---------- Input records ----------

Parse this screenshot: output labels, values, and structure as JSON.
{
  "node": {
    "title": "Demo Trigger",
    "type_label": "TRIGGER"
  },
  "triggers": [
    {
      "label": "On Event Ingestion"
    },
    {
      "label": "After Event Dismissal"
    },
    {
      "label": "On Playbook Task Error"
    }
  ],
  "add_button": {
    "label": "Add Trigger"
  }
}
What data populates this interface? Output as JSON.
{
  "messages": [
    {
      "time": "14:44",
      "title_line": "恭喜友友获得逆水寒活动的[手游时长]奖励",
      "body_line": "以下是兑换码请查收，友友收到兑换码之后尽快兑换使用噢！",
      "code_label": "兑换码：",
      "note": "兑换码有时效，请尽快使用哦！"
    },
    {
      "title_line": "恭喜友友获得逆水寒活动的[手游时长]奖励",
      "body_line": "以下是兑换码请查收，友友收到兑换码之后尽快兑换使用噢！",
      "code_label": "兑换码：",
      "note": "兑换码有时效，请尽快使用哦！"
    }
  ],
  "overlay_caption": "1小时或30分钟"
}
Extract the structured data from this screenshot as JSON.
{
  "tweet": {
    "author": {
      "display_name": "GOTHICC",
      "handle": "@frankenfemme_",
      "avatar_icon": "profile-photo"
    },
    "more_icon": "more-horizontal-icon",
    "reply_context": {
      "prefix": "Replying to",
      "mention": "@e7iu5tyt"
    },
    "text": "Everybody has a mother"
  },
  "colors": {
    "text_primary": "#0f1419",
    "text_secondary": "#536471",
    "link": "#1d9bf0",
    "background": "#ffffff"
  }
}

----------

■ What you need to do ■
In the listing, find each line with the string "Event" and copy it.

■ Solution ■
      "label": "On Event Ingestion"
      "label": "After Event Dismissal"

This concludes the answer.